How do risk premiums relate to enterprise or open source software? They don’t directly, yet perceived risk is a key consideration for companies to adopt new technologies or even new versions of established technology, such as open source.
Matt Asay covered this topic recently (see, “De-risking an IT Project“) and I agree with his arguments that open source products may present less risk than proprietary products, even products from well established firms such as Microsoft.
I would build on Matt’s points and highlight that open source products provide a third path for companies presented with the proverbial “build versus buy” discussion of IT projects. The choice of buying from a proprietary software vendor presents the risk of vendor lock-in and failure to deliver on promises, as Matt points out. The choice of building a project within the IT group presents risks associated with delivery and budget, and maintaining the project over time.
There is another alternative to these two choices – open source. I believe strong open source products reduce risk to technology projects on a number of fronts as compared to the build and buy scenarios. Open source software provides transparency; companies can see and know what they are getting. Skilled resources in the open source technology are available, and access to source code usually allows for greater speed of innovation.

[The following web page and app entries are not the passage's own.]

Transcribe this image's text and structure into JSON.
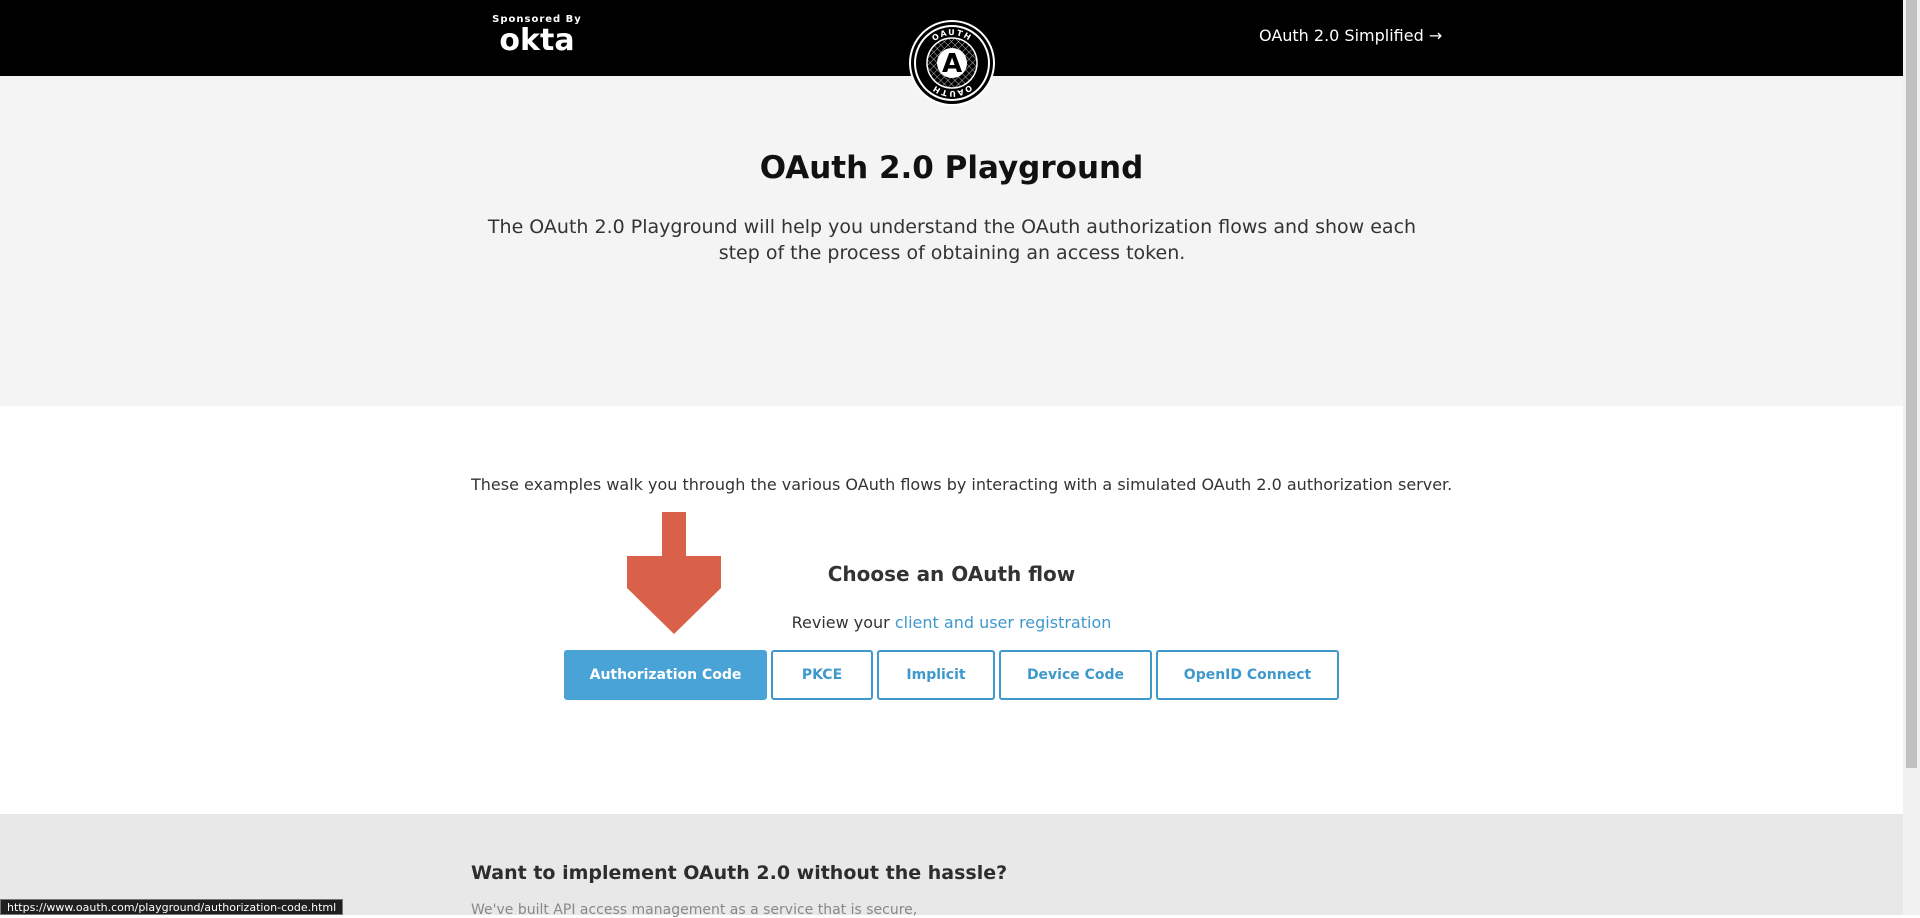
{
  "header": {
    "sponsor_label": "Sponsored By",
    "sponsor_brand": "okta",
    "logo_icon": "oauth-logo-icon",
    "logo_ring_top": "OAUTH",
    "logo_ring_bottom": "OAUTH",
    "logo_letter": "A",
    "nav_link": "OAuth 2.0 Simplified →"
  },
  "hero": {
    "title": "OAuth 2.0 Playground",
    "description": "The OAuth 2.0 Playground will help you understand the OAuth authorization flows and show each step of the process of obtaining an access token."
  },
  "main": {
    "intro": "These examples walk you through the various OAuth flows by interacting with a simulated OAuth 2.0 authorization server.",
    "choose_label": "Choose an OAuth flow",
    "review_prefix": "Review your",
    "review_link": "client and user registration",
    "arrow_icon": "arrow-down-icon",
    "arrow_color": "#d9614a",
    "flows": [
      {
        "label": "Authorization Code",
        "active": true
      },
      {
        "label": "PKCE",
        "active": false
      },
      {
        "label": "Implicit",
        "active": false
      },
      {
        "label": "Device Code",
        "active": false
      },
      {
        "label": "OpenID Connect",
        "active": false
      }
    ]
  },
  "promo": {
    "title": "Want to implement OAuth 2.0 without the hassle?",
    "text": "We've built API access management as a service that is secure,"
  },
  "status_bar": {
    "url": "https://www.oauth.com/playground/authorization-code.html"
  },
  "colors": {
    "accent": "#3f98cc",
    "header_bg": "#000000",
    "hero_bg": "#f4f4f4",
    "promo_bg": "#e8e8e9"
  }
}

I work for an open source company, so I have already voted that open source products often provide less real risk to IT organizations. Many of us on the business facing side of technology need to continue to make this case and drive down the perceived risk, or risk premium, of adopting open source technologies.